The exact cause of PMS is not fully understood, but it is believed to be related to the hormonal changes that occur during the menstrual cycle. The levels of estrogen and progesterone in the body fluctuate throughout the menstrual cycle, and these changes can affect neurotransmitters in the brain, which can lead to mood changes and other symptoms of PMS.
Other factors that may contribute to PMS include:
Lack of exercise
Family history of PMS
Diagnosis of PMS:
There is no specific test to diagnose PMS, but doctors may ask about a woman’s symptoms and medical history to rule out other conditions that may cause similar symptoms. In some cases, doctors may recommend keeping a symptom diary for several months to help track the timing and severity of symptoms.
Treatment options for PMS:
There are several treatment options for PMS, including:

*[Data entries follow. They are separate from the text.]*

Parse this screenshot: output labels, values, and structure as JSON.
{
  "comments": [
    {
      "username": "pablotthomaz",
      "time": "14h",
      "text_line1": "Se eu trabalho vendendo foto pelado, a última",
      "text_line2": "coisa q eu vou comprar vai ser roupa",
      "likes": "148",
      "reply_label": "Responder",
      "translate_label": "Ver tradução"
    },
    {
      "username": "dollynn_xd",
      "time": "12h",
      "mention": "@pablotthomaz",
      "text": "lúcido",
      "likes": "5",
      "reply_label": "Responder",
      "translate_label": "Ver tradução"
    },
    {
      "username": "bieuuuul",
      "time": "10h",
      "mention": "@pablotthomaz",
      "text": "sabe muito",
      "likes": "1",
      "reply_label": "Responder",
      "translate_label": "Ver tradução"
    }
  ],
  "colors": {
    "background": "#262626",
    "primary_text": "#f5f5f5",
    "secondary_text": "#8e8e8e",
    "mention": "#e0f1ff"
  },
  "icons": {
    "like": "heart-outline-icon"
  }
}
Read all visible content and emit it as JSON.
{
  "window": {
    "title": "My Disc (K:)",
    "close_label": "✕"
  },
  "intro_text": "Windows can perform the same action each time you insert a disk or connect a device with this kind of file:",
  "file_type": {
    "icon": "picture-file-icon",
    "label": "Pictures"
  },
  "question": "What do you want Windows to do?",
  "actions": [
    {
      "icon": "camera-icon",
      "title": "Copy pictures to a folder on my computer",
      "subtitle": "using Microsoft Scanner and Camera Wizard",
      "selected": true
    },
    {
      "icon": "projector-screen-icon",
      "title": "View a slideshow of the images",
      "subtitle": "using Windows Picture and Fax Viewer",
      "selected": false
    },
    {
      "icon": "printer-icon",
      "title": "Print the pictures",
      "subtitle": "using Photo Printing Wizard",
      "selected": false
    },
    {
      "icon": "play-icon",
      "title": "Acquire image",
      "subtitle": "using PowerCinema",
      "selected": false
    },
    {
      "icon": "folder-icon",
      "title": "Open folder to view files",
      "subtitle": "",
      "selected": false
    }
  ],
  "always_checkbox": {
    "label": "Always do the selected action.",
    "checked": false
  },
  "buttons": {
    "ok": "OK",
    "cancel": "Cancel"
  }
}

Lifestyle changes: Eating a balanced diet, getting regular exercise, and managing stress can help reduce the severity of PMS symptoms.
Medications: Over-the-counter pain relievers, such as ibuprofen or naproxen, can help relieve cramps and other physical symptoms. Antidepressants and anti-anxiety medications may also be prescribed to help with emotional symptoms.
Hormone therapy: Birth control pills, patches, or vaginal rings that contain both estrogen and progestin can help regulate hormonal fluctuations and reduce PMS symptoms. In some cases, a doctor may prescribe progesterone-only birth control.
Alternative therapies: Some women find relief from PMS symptoms through alternative therapies, such as acupuncture, massage, or yoga.
In conclusion, PMS is a common condition that affects many women of reproductive age. It can cause a range of physical and emotional symptoms, but there are several treatment options available. If you are experiencing PMS symptoms, it is important to talk to your doctor to rule out other conditions and discuss treatment options.